Porcelain tile is a type of ceramic tile. The difference between porcelain and ceramic is that porcelain is fired at a higher temperature, making it more dense and moisture-resistant. Porcelain tiles are also less porous, making them more stain-resistant. For these reasons, most porcelain tiles are suitable for both indoor and outdoor installations. Porcelain tiles are hard to cut due to their density and hardness, so the cost and labor involved is often higher. Porcelain tiles are available in matte, unglazed or a high-polished finish. In recent years, the prices have become closer to those of ceramic tile.
Porcelain Tile is also a very common trend in tile installation. There are many different styles of porcelain tiles on the market and they have proved to outperform ceramic tile in durability and looks.

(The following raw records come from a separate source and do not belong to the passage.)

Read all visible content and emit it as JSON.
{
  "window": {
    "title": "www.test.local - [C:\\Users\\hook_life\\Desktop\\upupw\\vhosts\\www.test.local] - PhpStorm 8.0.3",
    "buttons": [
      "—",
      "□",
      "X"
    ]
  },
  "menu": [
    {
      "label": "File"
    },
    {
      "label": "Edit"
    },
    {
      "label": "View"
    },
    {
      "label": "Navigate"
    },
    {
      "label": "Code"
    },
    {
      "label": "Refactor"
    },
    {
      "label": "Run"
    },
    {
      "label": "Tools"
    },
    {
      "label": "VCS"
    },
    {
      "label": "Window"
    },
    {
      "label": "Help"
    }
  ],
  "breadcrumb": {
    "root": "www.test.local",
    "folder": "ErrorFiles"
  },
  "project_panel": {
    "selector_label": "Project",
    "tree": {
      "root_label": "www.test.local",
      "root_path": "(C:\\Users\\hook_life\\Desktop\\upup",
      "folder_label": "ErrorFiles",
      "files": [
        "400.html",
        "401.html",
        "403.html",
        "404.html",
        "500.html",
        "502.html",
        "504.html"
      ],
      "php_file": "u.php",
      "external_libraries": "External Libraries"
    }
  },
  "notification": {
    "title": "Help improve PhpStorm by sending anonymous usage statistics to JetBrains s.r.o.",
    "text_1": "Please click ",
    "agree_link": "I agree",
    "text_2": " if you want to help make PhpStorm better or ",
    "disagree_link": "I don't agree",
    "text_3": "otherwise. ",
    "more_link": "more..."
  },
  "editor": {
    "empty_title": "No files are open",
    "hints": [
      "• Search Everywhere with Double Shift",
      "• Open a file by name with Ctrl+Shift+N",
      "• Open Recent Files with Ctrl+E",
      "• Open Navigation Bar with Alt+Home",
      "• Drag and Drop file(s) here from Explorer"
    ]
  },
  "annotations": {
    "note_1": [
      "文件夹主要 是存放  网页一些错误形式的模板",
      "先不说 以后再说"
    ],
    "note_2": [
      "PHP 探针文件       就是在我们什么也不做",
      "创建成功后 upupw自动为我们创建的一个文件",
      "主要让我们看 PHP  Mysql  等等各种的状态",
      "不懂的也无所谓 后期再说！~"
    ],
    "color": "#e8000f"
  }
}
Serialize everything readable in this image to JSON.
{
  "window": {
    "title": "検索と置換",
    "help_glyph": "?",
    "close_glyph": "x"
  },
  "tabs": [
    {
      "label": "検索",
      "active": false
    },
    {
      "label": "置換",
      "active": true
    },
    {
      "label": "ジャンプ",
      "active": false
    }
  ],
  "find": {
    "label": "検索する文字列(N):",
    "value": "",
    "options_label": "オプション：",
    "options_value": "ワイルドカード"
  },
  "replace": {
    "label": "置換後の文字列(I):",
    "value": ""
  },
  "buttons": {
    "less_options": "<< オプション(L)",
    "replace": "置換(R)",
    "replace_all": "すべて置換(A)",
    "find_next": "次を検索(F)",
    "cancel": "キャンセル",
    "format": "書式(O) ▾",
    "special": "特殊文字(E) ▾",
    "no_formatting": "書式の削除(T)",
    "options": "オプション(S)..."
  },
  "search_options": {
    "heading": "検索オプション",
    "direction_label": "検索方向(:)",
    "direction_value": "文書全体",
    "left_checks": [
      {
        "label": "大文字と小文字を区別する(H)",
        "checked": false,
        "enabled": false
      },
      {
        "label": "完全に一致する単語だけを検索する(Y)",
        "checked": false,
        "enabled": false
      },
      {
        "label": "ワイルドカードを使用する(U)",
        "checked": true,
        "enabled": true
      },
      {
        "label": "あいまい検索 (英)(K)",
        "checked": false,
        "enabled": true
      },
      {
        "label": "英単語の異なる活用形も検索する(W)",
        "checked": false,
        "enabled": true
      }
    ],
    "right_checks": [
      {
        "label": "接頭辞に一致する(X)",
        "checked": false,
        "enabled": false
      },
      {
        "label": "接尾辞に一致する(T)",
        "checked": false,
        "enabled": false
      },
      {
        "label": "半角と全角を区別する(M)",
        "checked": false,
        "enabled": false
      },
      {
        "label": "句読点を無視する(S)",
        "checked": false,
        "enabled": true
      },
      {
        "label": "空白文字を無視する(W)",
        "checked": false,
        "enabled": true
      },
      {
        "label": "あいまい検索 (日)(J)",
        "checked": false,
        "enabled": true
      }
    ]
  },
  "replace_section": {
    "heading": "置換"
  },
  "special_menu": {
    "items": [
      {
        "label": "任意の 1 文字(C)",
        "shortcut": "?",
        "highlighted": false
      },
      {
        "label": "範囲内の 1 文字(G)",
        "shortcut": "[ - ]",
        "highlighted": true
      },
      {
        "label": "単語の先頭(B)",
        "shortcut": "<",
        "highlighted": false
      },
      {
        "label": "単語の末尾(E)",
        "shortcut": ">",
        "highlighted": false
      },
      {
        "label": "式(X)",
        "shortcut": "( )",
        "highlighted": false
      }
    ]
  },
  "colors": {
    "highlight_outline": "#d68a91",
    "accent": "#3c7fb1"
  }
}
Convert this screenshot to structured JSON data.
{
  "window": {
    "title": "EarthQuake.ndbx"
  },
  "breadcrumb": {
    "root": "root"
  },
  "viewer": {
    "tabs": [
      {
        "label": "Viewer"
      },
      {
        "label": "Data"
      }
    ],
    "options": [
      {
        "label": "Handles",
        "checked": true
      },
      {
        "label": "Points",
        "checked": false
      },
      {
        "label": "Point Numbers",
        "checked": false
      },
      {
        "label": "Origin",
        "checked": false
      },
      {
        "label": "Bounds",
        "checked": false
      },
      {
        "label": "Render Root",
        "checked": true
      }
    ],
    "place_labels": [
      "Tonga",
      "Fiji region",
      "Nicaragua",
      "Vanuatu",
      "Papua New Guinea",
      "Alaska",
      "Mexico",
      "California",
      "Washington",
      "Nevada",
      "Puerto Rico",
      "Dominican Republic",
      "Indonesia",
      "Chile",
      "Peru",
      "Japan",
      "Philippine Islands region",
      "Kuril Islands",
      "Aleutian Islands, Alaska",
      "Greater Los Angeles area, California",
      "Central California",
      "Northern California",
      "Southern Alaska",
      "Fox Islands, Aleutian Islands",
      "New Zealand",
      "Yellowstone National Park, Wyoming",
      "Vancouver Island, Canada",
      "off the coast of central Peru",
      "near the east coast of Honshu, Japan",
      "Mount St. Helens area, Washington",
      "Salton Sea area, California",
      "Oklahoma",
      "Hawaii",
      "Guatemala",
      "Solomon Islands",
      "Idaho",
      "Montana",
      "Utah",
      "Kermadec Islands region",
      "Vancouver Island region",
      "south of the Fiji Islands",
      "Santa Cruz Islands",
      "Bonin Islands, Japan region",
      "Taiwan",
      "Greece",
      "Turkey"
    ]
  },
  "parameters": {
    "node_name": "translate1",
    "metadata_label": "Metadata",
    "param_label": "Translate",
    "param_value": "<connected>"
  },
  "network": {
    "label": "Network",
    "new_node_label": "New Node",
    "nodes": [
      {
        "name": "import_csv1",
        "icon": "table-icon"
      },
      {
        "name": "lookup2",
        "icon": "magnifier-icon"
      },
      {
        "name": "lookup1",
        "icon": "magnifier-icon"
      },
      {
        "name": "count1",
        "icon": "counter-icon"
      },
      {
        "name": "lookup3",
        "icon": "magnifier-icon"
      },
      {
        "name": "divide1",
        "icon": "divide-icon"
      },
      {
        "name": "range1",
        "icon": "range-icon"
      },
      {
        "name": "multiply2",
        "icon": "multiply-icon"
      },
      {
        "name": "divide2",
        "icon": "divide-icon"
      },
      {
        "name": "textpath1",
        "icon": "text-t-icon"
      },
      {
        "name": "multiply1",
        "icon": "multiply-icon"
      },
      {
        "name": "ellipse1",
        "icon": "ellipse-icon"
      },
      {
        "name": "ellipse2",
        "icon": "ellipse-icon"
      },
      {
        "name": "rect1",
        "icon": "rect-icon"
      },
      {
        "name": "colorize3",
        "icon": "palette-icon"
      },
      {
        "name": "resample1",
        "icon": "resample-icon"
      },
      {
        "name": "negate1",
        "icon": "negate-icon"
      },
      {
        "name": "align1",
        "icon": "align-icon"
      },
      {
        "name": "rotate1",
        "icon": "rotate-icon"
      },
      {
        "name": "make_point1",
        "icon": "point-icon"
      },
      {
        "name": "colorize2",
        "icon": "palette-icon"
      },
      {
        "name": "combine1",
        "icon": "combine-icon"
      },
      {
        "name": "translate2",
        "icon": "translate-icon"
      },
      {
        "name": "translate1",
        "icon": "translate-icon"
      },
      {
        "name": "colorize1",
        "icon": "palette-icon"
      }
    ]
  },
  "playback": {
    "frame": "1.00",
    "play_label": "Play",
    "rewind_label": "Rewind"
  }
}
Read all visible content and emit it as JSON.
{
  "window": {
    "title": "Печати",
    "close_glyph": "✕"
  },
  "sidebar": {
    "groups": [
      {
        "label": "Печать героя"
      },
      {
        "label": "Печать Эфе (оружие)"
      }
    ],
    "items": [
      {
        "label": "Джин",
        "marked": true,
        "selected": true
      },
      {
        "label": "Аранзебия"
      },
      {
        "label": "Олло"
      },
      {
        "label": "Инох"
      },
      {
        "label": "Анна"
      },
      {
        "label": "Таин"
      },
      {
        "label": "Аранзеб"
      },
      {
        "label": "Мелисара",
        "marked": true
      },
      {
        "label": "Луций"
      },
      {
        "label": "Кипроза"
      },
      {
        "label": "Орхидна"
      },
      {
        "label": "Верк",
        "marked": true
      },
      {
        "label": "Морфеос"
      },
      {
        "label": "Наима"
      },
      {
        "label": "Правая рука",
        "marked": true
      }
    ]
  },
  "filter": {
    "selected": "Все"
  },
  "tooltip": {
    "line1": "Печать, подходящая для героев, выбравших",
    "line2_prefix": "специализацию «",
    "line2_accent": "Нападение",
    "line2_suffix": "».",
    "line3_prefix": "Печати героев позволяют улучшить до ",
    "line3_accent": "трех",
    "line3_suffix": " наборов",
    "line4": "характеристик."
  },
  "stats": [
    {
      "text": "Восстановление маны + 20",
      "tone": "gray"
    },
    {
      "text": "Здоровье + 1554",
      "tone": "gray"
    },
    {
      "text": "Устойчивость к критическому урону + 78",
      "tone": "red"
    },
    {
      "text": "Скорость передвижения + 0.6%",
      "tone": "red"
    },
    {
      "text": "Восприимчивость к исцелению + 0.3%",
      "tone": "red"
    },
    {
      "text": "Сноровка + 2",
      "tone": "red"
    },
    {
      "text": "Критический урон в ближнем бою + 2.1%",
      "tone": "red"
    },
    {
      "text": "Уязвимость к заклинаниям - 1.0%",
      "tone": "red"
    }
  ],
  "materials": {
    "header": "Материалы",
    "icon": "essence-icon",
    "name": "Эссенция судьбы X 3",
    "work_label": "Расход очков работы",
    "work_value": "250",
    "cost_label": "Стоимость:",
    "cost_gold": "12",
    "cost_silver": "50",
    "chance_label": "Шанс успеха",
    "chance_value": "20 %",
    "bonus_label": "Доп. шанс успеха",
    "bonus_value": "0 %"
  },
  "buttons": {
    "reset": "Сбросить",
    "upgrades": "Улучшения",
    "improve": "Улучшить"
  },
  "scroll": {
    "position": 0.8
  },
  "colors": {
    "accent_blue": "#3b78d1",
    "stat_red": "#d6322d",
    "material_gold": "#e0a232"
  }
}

It is important to note that the differences of the body of the porcelain tile, as it relates to ceramic tile, has caused many "job failures" of tile installations. Tile setters that are self trained and novices to the industry will often use cements or mastic to install the impervious body of the porcelain tile to a substrate only to have delamination occur rather quickly. Highly Modified cements are necessary for installation of this material due to the very qualities that make it such a durable long lasting decorative surface. Those specifications are determined by and dictated as industry standards by the Tile Council of America, and supported by the Tile Contractors Association.